To an early grave you forced me down?
Strange is the law that me perforce has brought now
Forth from the dark-heaped chamber where I lay;
The croonings of your priests avail but nought now,
Powerless their blessings were, I say.
Water nor salt in truth
Can cool the pulse of youth:
Love still burns, though buried under clay.
This young man, to him my troth was plighted,
While yet blithely Venus ruled the land,
Mother! – and that promise you have slighted,
Yielding to an outlandish command.
But no god will hear
If a mother swear
To deny to love her daughter’s hand.
From my grave betimes I have been driven,
I seek the good I lost, none shall me thwart,
I seek his love to whom my troth was given,
And I have sucked the lifeblood from his heart.
If he dies, I will
Find me others, still
With my fury tear young folk apart.
Fair young man, thy thread of life is broken,
Human skill can bring no help to thee.
There, thou hast my necklace as a token,
And this curl of thine I take with me.
Soon thou must decay,
Dawn will find thee gray,
In Hades only shalt thou brownhaired be.
Mother! Listen to my last entreaty!
Heap the funeral pyre for us once more;
Open then my little tomb, for pity,
And in flame our souls to peace restore.
Up the sparks will go,

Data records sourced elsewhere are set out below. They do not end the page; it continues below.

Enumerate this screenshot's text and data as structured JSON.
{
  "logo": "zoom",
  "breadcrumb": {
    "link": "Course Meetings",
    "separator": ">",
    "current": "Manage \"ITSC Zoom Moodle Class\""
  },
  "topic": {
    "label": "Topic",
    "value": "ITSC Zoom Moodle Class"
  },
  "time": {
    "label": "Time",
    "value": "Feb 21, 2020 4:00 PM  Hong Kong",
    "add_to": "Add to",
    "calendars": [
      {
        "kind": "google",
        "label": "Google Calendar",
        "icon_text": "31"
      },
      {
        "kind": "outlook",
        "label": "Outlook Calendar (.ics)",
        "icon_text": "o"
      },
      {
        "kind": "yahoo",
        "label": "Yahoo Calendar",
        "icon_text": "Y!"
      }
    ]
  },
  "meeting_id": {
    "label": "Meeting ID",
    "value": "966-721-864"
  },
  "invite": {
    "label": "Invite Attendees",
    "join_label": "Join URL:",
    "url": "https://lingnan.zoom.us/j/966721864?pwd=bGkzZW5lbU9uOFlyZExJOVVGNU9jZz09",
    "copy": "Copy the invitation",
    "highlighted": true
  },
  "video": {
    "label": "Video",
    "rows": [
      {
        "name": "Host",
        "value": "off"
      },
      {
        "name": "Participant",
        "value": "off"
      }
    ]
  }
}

When the embers glow,
To the ancient gods aloft we soar.”
Translated by Aytoun-Martin/Christopher Middleton